Aim of the task
Whenever a line of the records below contains the word "note", copy that line.

Recorded data
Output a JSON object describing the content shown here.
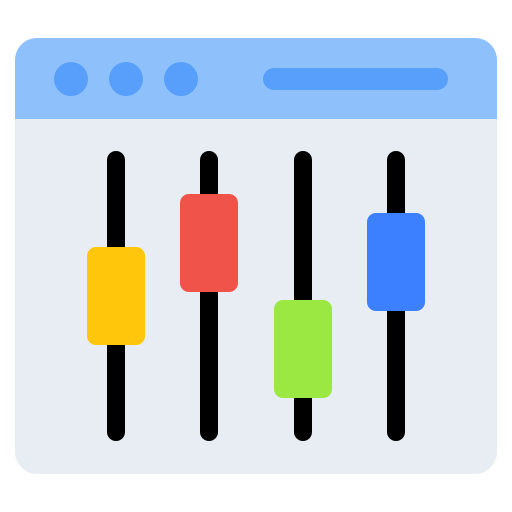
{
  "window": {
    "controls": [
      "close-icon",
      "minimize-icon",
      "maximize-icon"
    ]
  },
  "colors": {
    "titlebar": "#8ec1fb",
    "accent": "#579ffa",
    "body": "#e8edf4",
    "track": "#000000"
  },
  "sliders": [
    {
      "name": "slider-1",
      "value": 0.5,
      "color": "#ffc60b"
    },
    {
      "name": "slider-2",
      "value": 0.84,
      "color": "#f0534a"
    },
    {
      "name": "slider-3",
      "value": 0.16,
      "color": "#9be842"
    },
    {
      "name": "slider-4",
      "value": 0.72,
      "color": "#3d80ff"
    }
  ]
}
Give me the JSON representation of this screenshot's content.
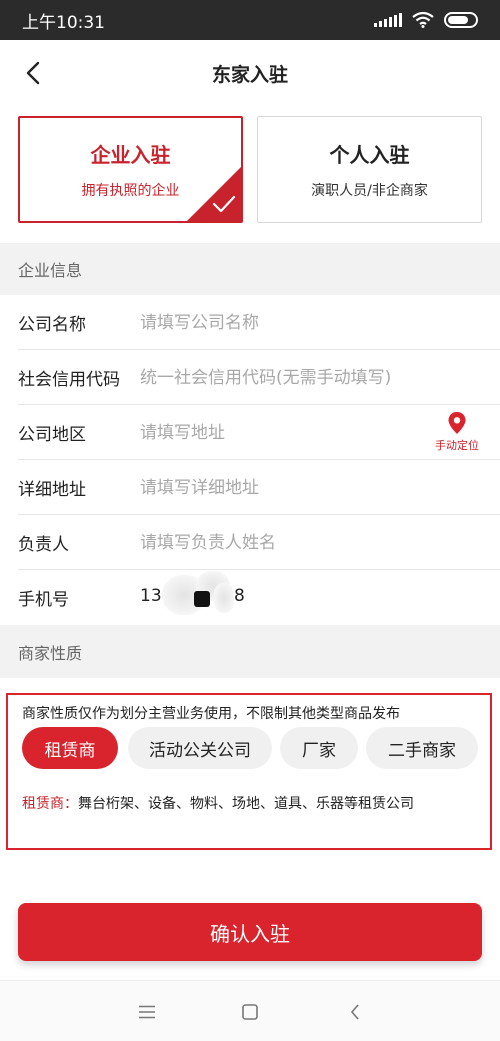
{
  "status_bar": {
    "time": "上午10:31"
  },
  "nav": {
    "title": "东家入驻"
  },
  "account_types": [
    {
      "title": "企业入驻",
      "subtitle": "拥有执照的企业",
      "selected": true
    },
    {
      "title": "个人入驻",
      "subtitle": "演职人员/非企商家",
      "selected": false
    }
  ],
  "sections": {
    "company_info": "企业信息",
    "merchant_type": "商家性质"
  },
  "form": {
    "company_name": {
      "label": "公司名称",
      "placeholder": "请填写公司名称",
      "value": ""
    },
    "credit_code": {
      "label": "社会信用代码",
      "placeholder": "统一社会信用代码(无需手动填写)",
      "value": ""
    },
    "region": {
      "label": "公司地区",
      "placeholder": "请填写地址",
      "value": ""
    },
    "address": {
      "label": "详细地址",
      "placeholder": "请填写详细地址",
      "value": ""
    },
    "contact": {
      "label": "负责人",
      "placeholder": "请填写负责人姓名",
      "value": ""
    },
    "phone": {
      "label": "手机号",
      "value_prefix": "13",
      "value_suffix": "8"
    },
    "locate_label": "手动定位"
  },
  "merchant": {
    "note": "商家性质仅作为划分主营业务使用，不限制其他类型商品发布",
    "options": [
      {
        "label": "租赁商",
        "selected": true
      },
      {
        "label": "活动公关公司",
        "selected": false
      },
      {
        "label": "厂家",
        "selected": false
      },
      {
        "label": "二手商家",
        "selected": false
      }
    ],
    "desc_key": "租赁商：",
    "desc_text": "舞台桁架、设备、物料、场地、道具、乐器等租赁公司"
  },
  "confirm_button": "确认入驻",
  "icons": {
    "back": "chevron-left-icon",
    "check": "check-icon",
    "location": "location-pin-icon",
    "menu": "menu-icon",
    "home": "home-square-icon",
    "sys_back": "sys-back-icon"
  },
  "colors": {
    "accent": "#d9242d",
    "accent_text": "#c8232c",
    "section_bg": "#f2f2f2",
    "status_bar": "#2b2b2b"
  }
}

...

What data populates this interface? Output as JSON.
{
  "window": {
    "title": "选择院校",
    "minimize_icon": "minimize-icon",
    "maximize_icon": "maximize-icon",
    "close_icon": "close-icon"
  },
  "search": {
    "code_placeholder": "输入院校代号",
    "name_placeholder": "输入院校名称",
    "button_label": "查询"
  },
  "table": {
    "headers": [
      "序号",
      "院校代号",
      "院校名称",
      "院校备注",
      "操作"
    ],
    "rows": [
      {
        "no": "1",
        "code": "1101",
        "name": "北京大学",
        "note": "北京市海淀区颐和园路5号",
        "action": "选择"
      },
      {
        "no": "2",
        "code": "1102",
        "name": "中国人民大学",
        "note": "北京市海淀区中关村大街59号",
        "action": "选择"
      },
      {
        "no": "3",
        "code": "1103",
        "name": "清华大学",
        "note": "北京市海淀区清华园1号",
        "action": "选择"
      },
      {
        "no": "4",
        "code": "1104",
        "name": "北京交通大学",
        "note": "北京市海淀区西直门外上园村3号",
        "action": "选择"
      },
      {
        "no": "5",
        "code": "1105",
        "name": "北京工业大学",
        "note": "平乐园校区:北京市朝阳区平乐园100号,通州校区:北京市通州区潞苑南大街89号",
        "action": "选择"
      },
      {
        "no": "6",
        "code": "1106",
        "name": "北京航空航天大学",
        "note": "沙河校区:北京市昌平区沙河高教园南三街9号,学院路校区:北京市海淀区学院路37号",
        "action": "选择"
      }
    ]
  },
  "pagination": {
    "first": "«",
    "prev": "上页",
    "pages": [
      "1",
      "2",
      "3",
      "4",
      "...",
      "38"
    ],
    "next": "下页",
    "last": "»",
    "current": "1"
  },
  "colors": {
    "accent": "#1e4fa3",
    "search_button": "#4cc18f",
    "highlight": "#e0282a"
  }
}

Answer space
    "note": "商家性质仅作为划分主营业务使用，不限制其他类型商品发布",
        "note": "北京市海淀区颐和园路5号",
        "note": "北京市海淀区中关村大街59号",
        "note": "北京市海淀区清华园1号",
        "note": "北京市海淀区西直门外上园村3号",
        "note": "平乐园校区:北京市朝阳区平乐园100号,通州校区:北京市通州区潞苑南大街89号",
        "note": "沙河校区:北京市昌平区沙河高教园南三街9号,学院路校区:北京市海淀区学院路37号",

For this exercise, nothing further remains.